As delaying the age of marriage for both young men and women in the Kingdom has become more common, experts say the number of unmarried women has increased in recent years.
The number has grown 15 times in comparison to 1995, according to official statistics. The Kingdom is thus in second place among countries in which the percentage of single people has increased over the past two decades.
Delaying the age of marriage and the growing number of single women are undoubtedly closely linked, experts say. While many young people choose to delay marriage until they are socially and psychologically ready, many women find themselves in situations where their chances of marriage have significantly narrowed.
Among the several reasons that lead to a delay in marriage are the higher costs of living and greater financial responsibilities, says economist Dr. Salem Bajajah. Many young men are unable to afford property and meet household costs and so choose to work longer and accumulate more money.
Bajajah called on authorities to revaluate employees’ salaries in order to maintain a standard above the established poverty line.

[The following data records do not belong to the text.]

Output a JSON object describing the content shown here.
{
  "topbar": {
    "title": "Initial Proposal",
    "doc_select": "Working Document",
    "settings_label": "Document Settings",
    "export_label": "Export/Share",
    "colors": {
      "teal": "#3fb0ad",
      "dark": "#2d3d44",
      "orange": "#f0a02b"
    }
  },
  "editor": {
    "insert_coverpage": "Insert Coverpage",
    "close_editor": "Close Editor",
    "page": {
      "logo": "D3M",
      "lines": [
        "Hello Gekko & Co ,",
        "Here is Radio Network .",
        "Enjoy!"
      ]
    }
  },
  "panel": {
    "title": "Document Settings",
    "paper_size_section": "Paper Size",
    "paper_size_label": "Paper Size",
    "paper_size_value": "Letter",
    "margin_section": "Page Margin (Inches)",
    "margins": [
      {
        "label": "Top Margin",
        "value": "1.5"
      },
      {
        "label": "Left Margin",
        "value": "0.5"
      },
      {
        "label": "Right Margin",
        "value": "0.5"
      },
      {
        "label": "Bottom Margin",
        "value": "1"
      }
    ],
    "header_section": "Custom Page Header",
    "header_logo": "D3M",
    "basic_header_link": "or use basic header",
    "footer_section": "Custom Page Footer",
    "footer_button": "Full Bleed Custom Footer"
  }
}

Recent surveys indicate that SR8,000 is a minimum subsistence requirement.
Social views and realities also contribute to delayed marriage, says Aisha Hattan, a social worker at the Society for Family Protection in Jeddah. “Exaggerated requirements for marriage these days, such as big weddings, parties, social appearances, as well as new ways of thinking among young women suggesting that they choose careers and independence, have all had their influences on the age for marriage.”
Dr. Khaled bin Omar Al-Radeean, an associate professor of sociology at King Saud University, says such views are common among both men and women.
In addition to factors such as psychological and intellectual preparedness, psychologists cite high marriage costs, the lack of job opportunities, a weakness of religious faith and society’s perception of youth as unproductive and inefficient influence many to delay the age of marriage.